Material to process: Begin

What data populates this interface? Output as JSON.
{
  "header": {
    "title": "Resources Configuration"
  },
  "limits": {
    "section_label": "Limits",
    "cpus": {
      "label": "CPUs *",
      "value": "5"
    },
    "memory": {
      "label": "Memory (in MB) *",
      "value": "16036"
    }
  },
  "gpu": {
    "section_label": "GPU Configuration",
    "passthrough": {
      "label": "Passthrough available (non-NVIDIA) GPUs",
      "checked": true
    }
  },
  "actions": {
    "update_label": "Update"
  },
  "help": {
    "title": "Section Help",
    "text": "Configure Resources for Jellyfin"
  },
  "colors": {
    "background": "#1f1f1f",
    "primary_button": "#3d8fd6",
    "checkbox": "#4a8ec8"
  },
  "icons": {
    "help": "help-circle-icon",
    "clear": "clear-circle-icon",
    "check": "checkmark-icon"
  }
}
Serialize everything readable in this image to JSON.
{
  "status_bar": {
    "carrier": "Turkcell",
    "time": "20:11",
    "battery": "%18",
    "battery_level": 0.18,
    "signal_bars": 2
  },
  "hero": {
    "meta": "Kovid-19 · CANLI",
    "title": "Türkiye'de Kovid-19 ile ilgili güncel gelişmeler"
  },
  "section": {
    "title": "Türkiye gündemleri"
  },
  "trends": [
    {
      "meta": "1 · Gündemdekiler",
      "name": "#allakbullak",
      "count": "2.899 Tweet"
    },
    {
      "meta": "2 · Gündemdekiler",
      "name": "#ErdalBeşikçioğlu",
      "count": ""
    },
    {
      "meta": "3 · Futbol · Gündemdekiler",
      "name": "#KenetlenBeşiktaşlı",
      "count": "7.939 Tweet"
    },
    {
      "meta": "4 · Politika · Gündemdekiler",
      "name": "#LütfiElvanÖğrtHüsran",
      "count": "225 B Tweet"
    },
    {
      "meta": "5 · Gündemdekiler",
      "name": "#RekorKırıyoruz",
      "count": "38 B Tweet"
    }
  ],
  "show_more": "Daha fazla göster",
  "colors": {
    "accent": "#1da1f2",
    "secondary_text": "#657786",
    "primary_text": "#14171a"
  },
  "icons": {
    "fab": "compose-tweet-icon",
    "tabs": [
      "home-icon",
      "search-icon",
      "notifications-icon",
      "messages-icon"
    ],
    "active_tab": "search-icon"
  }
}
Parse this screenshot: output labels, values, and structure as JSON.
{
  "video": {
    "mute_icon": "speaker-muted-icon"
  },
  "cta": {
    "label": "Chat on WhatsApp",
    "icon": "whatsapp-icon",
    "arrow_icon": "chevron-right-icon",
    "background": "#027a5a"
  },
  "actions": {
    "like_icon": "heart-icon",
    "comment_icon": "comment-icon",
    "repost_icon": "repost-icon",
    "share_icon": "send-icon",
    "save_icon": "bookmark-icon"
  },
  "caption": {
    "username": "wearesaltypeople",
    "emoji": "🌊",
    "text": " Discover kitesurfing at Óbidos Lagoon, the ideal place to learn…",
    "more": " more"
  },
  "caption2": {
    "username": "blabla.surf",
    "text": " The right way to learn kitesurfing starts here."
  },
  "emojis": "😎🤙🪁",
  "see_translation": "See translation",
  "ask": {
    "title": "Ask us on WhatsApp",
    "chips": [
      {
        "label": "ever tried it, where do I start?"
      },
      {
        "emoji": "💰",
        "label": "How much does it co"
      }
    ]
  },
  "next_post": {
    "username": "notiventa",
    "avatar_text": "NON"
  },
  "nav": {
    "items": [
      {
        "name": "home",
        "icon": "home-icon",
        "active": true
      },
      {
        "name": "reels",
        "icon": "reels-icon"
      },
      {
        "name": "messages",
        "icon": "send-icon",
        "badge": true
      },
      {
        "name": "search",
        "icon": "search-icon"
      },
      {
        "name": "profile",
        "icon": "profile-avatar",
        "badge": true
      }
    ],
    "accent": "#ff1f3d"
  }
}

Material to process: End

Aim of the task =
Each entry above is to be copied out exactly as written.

Solution to the problem =
What data populates this interface? Output as JSON.
{
  "header": {
    "title": "Resources Configuration"
  },
  "limits": {
    "section_label": "Limits",
    "cpus": {
      "label": "CPUs *",
      "value": "5"
    },
    "memory": {
      "label": "Memory (in MB) *",
      "value": "16036"
    }
  },
  "gpu": {
    "section_label": "GPU Configuration",
    "passthrough": {
      "label": "Passthrough available (non-NVIDIA) GPUs",
      "checked": true
    }
  },
  "actions": {
    "update_label": "Update"
  },
  "help": {
    "title": "Section Help",
    "text": "Configure Resources for Jellyfin"
  },
  "colors": {
    "background": "#1f1f1f",
    "primary_button": "#3d8fd6",
    "checkbox": "#4a8ec8"
  },
  "icons": {
    "help": "help-circle-icon",
    "clear": "clear-circle-icon",
    "check": "checkmark-icon"
  }
}
Serialize everything readable in this image to JSON.
{
  "status_bar": {
    "carrier": "Turkcell",
    "time": "20:11",
    "battery": "%18",
    "battery_level": 0.18,
    "signal_bars": 2
  },
  "hero": {
    "meta": "Kovid-19 · CANLI",
    "title": "Türkiye'de Kovid-19 ile ilgili güncel gelişmeler"
  },
  "section": {
    "title": "Türkiye gündemleri"
  },
  "trends": [
    {
      "meta": "1 · Gündemdekiler",
      "name": "#allakbullak",
      "count": "2.899 Tweet"
    },
    {
      "meta": "2 · Gündemdekiler",
      "name": "#ErdalBeşikçioğlu",
      "count": ""
    },
    {
      "meta": "3 · Futbol · Gündemdekiler",
      "name": "#KenetlenBeşiktaşlı",
      "count": "7.939 Tweet"
    },
    {
      "meta": "4 · Politika · Gündemdekiler",
      "name": "#LütfiElvanÖğrtHüsran",
      "count": "225 B Tweet"
    },
    {
      "meta": "5 · Gündemdekiler",
      "name": "#RekorKırıyoruz",
      "count": "38 B Tweet"
    }
  ],
  "show_more": "Daha fazla göster",
  "colors": {
    "accent": "#1da1f2",
    "secondary_text": "#657786",
    "primary_text": "#14171a"
  },
  "icons": {
    "fab": "compose-tweet-icon",
    "tabs": [
      "home-icon",
      "search-icon",
      "notifications-icon",
      "messages-icon"
    ],
    "active_tab": "search-icon"
  }
}
Parse this screenshot: output labels, values, and structure as JSON.
{
  "video": {
    "mute_icon": "speaker-muted-icon"
  },
  "cta": {
    "label": "Chat on WhatsApp",
    "icon": "whatsapp-icon",
    "arrow_icon": "chevron-right-icon",
    "background": "#027a5a"
  },
  "actions": {
    "like_icon": "heart-icon",
    "comment_icon": "comment-icon",
    "repost_icon": "repost-icon",
    "share_icon": "send-icon",
    "save_icon": "bookmark-icon"
  },
  "caption": {
    "username": "wearesaltypeople",
    "emoji": "🌊",
    "text": " Discover kitesurfing at Óbidos Lagoon, the ideal place to learn…",
    "more": " more"
  },
  "caption2": {
    "username": "blabla.surf",
    "text": " The right way to learn kitesurfing starts here."
  },
  "emojis": "😎🤙🪁",
  "see_translation": "See translation",
  "ask": {
    "title": "Ask us on WhatsApp",
    "chips": [
      {
        "label": "ever tried it, where do I start?"
      },
      {
        "emoji": "💰",
        "label": "How much does it co"
      }
    ]
  },
  "next_post": {
    "username": "notiventa",
    "avatar_text": "NON"
  },
  "nav": {
    "items": [
      {
        "name": "home",
        "icon": "home-icon",
        "active": true
      },
      {
        "name": "reels",
        "icon": "reels-icon"
      },
      {
        "name": "messages",
        "icon": "send-icon",
        "badge": true
      },
      {
        "name": "search",
        "icon": "search-icon"
      },
      {
        "name": "profile",
        "icon": "profile-avatar",
        "badge": true
      }
    ],
    "accent": "#ff1f3d"
  }
}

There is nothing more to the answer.